Thou wouldst be great, Art not without ambition, but without The illness should attend it."(Act 1, Scene 5) When Macbeth makes plans to murder King Duncan, his moral code is still evident—but it is beginning to be corrupted by his ambition.
In this quote, the reader can see Macbeth struggling with the evil he is about to commit: As his character develops throughout the play, action eclipses Macbeth's morals.
Lady Macbeth’s actions are indicative of her merciless and calculating disposition.
Lady Macbeth’s sinister action when she smears Duncan’s blood over his grooms and their daggers shows how little conscience Lady Macbeth has towards her actions.
Lady Macbeth weaves together a plot that only evil spirits would dare think of, murdering a King and covering it up by framing his drunk guards.
These steps taken by Lady Macbeth are nefarious and menacing and although they eventually affect her conscience she outwardly maintains control.
Lady Macbeth’s cruel and calculating nature is first observed when she finds of the witches’ prophecy and she cunningly endeavours to convince Macbeth to murder the king.

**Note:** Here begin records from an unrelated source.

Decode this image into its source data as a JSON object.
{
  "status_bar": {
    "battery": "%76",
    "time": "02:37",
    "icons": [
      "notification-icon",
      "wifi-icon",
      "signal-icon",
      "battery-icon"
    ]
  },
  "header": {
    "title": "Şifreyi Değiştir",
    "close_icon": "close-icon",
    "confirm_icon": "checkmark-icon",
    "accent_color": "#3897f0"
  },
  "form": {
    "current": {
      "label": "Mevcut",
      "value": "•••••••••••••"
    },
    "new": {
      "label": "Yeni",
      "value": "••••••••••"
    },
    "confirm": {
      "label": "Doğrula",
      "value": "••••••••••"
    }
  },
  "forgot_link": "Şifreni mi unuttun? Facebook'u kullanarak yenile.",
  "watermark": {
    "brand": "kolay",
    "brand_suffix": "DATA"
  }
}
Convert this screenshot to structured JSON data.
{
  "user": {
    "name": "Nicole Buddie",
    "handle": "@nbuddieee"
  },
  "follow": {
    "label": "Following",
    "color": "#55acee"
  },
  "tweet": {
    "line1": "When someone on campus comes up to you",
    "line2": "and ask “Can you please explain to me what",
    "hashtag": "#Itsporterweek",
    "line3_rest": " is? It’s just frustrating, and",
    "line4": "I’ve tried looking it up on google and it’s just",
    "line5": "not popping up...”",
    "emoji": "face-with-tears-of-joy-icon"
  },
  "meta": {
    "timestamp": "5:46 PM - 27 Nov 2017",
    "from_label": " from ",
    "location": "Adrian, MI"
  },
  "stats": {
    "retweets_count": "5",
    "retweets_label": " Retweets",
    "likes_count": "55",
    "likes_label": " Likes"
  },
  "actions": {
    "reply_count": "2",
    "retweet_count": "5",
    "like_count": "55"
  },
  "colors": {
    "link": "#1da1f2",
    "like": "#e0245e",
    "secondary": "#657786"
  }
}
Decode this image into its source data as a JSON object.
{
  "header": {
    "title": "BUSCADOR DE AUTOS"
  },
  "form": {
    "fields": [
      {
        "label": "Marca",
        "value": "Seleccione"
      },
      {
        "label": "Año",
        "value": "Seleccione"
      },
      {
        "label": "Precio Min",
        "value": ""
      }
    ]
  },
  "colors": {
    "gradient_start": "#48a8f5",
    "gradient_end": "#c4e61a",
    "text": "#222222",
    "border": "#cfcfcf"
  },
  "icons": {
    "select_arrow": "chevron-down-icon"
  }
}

Once persuaded, Macbeth carries out the deed of killing King Duncan.
When Macbeth first appears at the start of the play, he is brave, honorable, and moral—qualities that he sheds as the play develops.
He comes on the scene soon after a battle, where an injured soldier reports Macbeth’s heroic deeds and famously labels him “brave Macbeth”: "For brave Macbeth—well he deserves that name—Disdaining Fortune, with his brandish'd steel, Which smoked with bloody execution, Like valour's minion carved out his passage Till he faced the slave."(Act 1, Scene 2)"Yet do I fear thy nature; It is too full o' th' milk of human kindness To catch the nearest way.